Information supplied:

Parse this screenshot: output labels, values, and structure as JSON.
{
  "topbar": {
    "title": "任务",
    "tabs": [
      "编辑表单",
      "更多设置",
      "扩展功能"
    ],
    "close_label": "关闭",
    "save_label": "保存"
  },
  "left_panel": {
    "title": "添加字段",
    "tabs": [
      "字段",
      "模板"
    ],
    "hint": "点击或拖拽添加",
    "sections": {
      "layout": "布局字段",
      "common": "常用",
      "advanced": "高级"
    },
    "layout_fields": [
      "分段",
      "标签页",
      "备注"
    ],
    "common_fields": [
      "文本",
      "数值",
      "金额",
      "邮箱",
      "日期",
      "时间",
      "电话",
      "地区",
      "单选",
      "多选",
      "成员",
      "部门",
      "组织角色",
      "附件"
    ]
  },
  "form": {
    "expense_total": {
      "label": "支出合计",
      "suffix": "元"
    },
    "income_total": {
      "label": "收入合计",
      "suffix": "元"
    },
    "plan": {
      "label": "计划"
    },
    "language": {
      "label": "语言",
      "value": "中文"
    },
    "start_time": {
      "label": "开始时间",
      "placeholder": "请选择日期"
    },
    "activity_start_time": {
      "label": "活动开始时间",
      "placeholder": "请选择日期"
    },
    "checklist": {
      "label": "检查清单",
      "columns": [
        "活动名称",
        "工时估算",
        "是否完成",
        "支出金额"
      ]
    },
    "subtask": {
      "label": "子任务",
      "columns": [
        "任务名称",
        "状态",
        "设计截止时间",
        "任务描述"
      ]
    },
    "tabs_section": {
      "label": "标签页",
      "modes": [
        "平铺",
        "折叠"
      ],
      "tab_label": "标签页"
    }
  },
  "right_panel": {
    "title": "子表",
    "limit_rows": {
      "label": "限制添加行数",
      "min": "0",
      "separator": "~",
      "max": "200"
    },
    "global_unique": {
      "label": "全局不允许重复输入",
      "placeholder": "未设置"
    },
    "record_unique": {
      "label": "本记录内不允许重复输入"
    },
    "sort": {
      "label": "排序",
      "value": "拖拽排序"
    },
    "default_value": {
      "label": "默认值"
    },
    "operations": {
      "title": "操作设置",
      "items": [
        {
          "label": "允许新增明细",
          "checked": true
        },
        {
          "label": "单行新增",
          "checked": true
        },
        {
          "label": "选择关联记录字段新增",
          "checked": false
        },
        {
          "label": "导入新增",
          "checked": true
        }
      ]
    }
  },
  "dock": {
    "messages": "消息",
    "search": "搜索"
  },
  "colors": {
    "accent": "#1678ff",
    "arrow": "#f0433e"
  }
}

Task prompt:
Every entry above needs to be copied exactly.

Result for this exercise:
Parse this screenshot: output labels, values, and structure as JSON.
{
  "topbar": {
    "title": "任务",
    "tabs": [
      "编辑表单",
      "更多设置",
      "扩展功能"
    ],
    "close_label": "关闭",
    "save_label": "保存"
  },
  "left_panel": {
    "title": "添加字段",
    "tabs": [
      "字段",
      "模板"
    ],
    "hint": "点击或拖拽添加",
    "sections": {
      "layout": "布局字段",
      "common": "常用",
      "advanced": "高级"
    },
    "layout_fields": [
      "分段",
      "标签页",
      "备注"
    ],
    "common_fields": [
      "文本",
      "数值",
      "金额",
      "邮箱",
      "日期",
      "时间",
      "电话",
      "地区",
      "单选",
      "多选",
      "成员",
      "部门",
      "组织角色",
      "附件"
    ]
  },
  "form": {
    "expense_total": {
      "label": "支出合计",
      "suffix": "元"
    },
    "income_total": {
      "label": "收入合计",
      "suffix": "元"
    },
    "plan": {
      "label": "计划"
    },
    "language": {
      "label": "语言",
      "value": "中文"
    },
    "start_time": {
      "label": "开始时间",
      "placeholder": "请选择日期"
    },
    "activity_start_time": {
      "label": "活动开始时间",
      "placeholder": "请选择日期"
    },
    "checklist": {
      "label": "检查清单",
      "columns": [
        "活动名称",
        "工时估算",
        "是否完成",
        "支出金额"
      ]
    },
    "subtask": {
      "label": "子任务",
      "columns": [
        "任务名称",
        "状态",
        "设计截止时间",
        "任务描述"
      ]
    },
    "tabs_section": {
      "label": "标签页",
      "modes": [
        "平铺",
        "折叠"
      ],
      "tab_label": "标签页"
    }
  },
  "right_panel": {
    "title": "子表",
    "limit_rows": {
      "label": "限制添加行数",
      "min": "0",
      "separator": "~",
      "max": "200"
    },
    "global_unique": {
      "label": "全局不允许重复输入",
      "placeholder": "未设置"
    },
    "record_unique": {
      "label": "本记录内不允许重复输入"
    },
    "sort": {
      "label": "排序",
      "value": "拖拽排序"
    },
    "default_value": {
      "label": "默认值"
    },
    "operations": {
      "title": "操作设置",
      "items": [
        {
          "label": "允许新增明细",
          "checked": true
        },
        {
          "label": "单行新增",
          "checked": true
        },
        {
          "label": "选择关联记录字段新增",
          "checked": false
        },
        {
          "label": "导入新增",
          "checked": true
        }
      ]
    }
  },
  "dock": {
    "messages": "消息",
    "search": "搜索"
  },
  "colors": {
    "accent": "#1678ff",
    "arrow": "#f0433e"
  }
}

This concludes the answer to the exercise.